**WHAT IS REQUIRED**:
A faithful copy of every record is needed here. Images must not appear in it.

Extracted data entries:

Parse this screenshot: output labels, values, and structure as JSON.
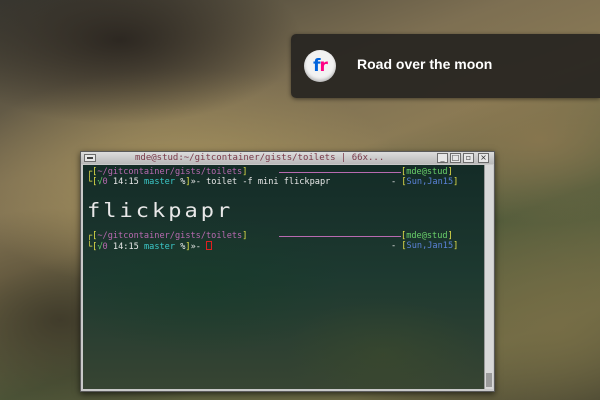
{
  "notification": {
    "icon": "flickr-icon",
    "icon_letters": {
      "f": "f",
      "r": "r"
    },
    "text": "Road over the moon"
  },
  "terminal": {
    "title": "mde@stud:~/gitcontainer/gists/toilets | 66x...",
    "prompt1": {
      "path": "~/gitcontainer/gists/toilets",
      "userhost": "mde@stud",
      "status": "0",
      "time": "14:15",
      "branch": "master",
      "mark": "%",
      "command": "toilet -f mini flickpapr",
      "date": "Sun,Jan15"
    },
    "banner": "flickpapr",
    "prompt2": {
      "path": "~/gitcontainer/gists/toilets",
      "userhost": "mde@stud",
      "status": "0",
      "time": "14:15",
      "branch": "master",
      "mark": "%",
      "date": "Sun,Jan15"
    }
  },
  "colors": {
    "yellow": "#e6e24a",
    "purple": "#b86ab0",
    "green": "#6ad06a",
    "cyan": "#3cc8c8",
    "blue": "#5a82d8",
    "red": "#e02020"
  }
}
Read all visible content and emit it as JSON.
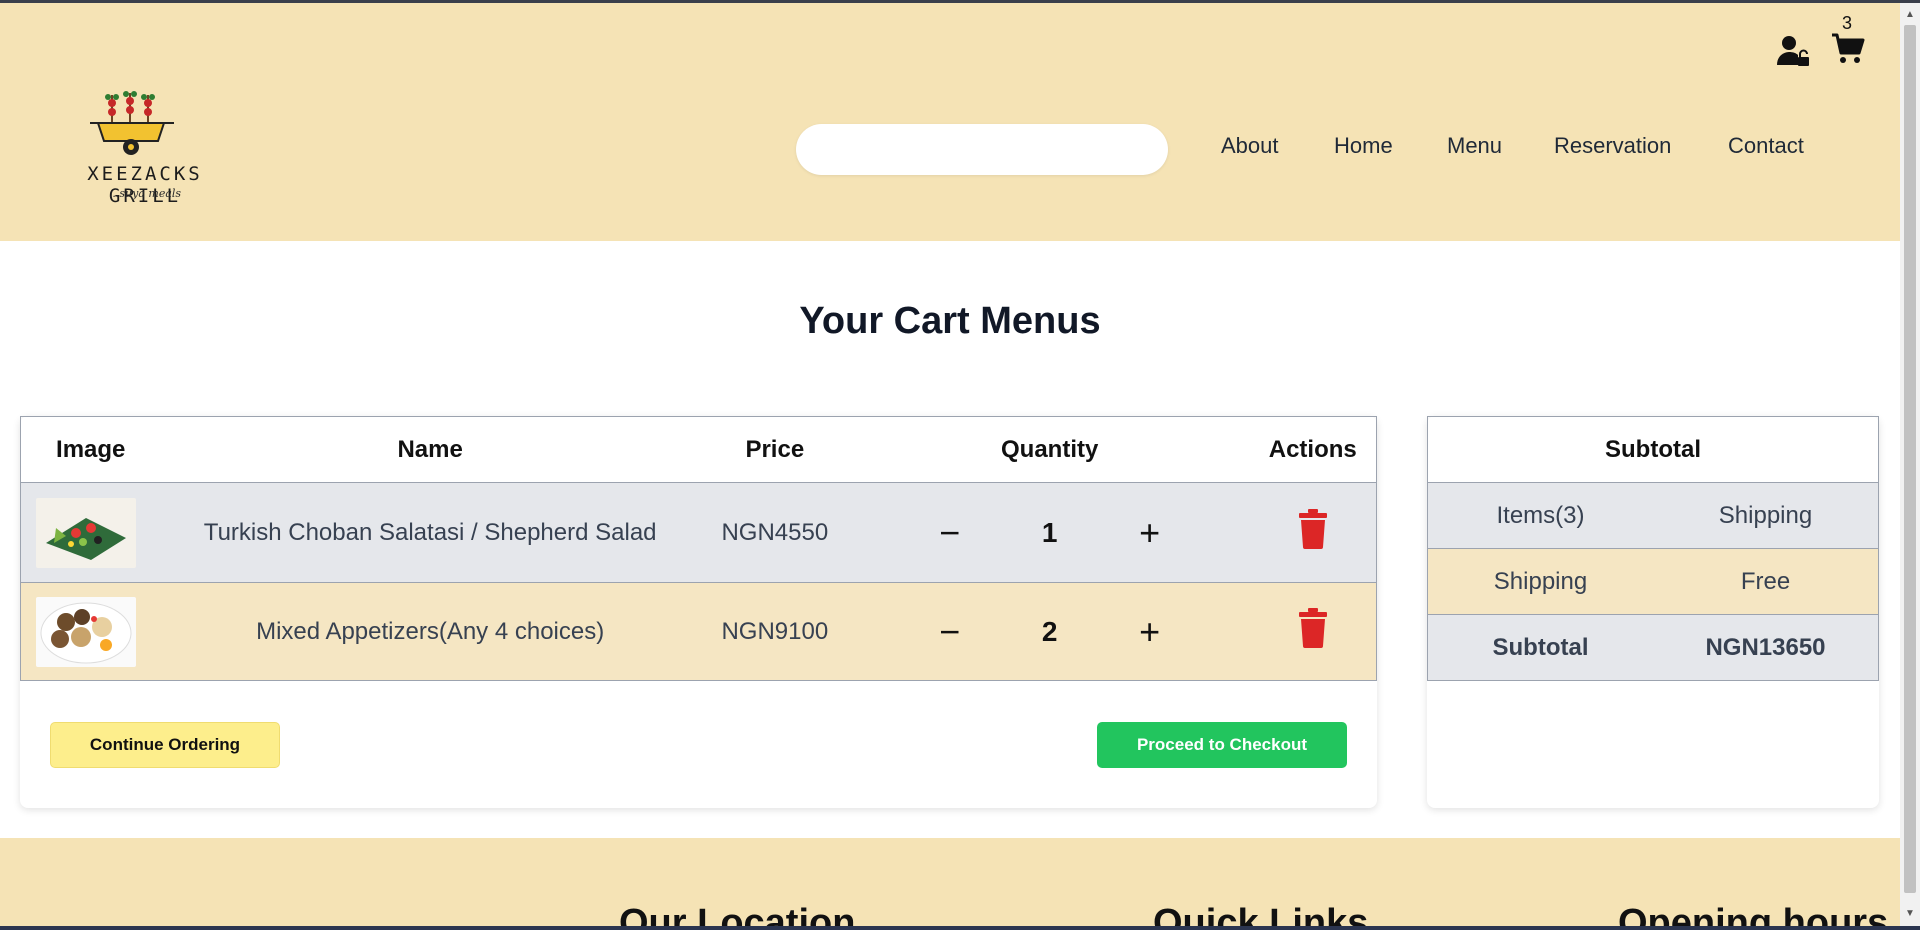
{
  "header": {
    "logo_text": "XEEZACKS GRILL",
    "logo_tagline": "...suya meals",
    "search_placeholder": "",
    "nav": [
      "About",
      "Home",
      "Menu",
      "Reservation",
      "Contact"
    ],
    "cart_count": "3",
    "icons": [
      "user-lock-icon",
      "cart-icon"
    ]
  },
  "page_title": "Your Cart Menus",
  "cart": {
    "columns": [
      "Image",
      "Name",
      "Price",
      "Quantity",
      "Actions"
    ],
    "items": [
      {
        "name": "Turkish Choban Salatasi / Shepherd Salad",
        "price": "NGN4550",
        "quantity": "1",
        "decrement": "−",
        "increment": "+"
      },
      {
        "name": "Mixed Appetizers(Any 4 choices)",
        "price": "NGN9100",
        "quantity": "2",
        "decrement": "−",
        "increment": "+"
      }
    ],
    "continue_label": "Continue Ordering",
    "checkout_label": "Proceed to Checkout"
  },
  "summary": {
    "title": "Subtotal",
    "rows": [
      [
        "Items(3)",
        "Shipping"
      ],
      [
        "Shipping",
        "Free"
      ],
      [
        "Subtotal",
        "NGN13650"
      ]
    ]
  },
  "footer": {
    "headings": [
      "Our Location",
      "Quick Links",
      "Opening hours"
    ]
  },
  "colors": {
    "header_bg": "#f5e3b5",
    "row_alt": "#f5e6c3",
    "row_gray": "#e5e7eb",
    "checkout": "#22c55e",
    "continue": "#fdee8c",
    "trash": "#dc2626"
  }
}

**RESPONSE BOX**:
Parse this screenshot: output labels, values, and structure as JSON.
{
  "notification": {
    "icon": "flickr-icon",
    "icon_letters": {
      "f": "f",
      "r": "r"
    },
    "text": "Road over the moon"
  },
  "terminal": {
    "title": "mde@stud:~/gitcontainer/gists/toilets | 66x...",
    "prompt1": {
      "path": "~/gitcontainer/gists/toilets",
      "userhost": "mde@stud",
      "status": "0",
      "time": "14:15",
      "branch": "master",
      "mark": "%",
      "command": "toilet -f mini flickpapr",
      "date": "Sun,Jan15"
    },
    "banner": "flickpapr",
    "prompt2": {
      "path": "~/gitcontainer/gists/toilets",
      "userhost": "mde@stud",
      "status": "0",
      "time": "14:15",
      "branch": "master",
      "mark": "%",
      "date": "Sun,Jan15"
    }
  },
  "colors": {
    "yellow": "#e6e24a",
    "purple": "#b86ab0",
    "green": "#6ad06a",
    "cyan": "#3cc8c8",
    "blue": "#5a82d8",
    "red": "#e02020"
  }
}
Read all visible content and emit it as JSON.
{
  "header": {
    "logo_text": "XEEZACKS GRILL",
    "logo_tagline": "...suya meals",
    "search_placeholder": "",
    "nav": [
      "About",
      "Home",
      "Menu",
      "Reservation",
      "Contact"
    ],
    "cart_count": "3",
    "icons": [
      "user-lock-icon",
      "cart-icon"
    ]
  },
  "page_title": "Your Cart Menus",
  "cart": {
    "columns": [
      "Image",
      "Name",
      "Price",
      "Quantity",
      "Actions"
    ],
    "items": [
      {
        "name": "Turkish Choban Salatasi / Shepherd Salad",
        "price": "NGN4550",
        "quantity": "1",
        "decrement": "−",
        "increment": "+"
      },
      {
        "name": "Mixed Appetizers(Any 4 choices)",
        "price": "NGN9100",
        "quantity": "2",
        "decrement": "−",
        "increment": "+"
      }
    ],
    "continue_label": "Continue Ordering",
    "checkout_label": "Proceed to Checkout"
  },
  "summary": {
    "title": "Subtotal",
    "rows": [
      [
        "Items(3)",
        "Shipping"
      ],
      [
        "Shipping",
        "Free"
      ],
      [
        "Subtotal",
        "NGN13650"
      ]
    ]
  },
  "footer": {
    "headings": [
      "Our Location",
      "Quick Links",
      "Opening hours"
    ]
  },
  "colors": {
    "header_bg": "#f5e3b5",
    "row_alt": "#f5e6c3",
    "row_gray": "#e5e7eb",
    "checkout": "#22c55e",
    "continue": "#fdee8c",
    "trash": "#dc2626"
  }
}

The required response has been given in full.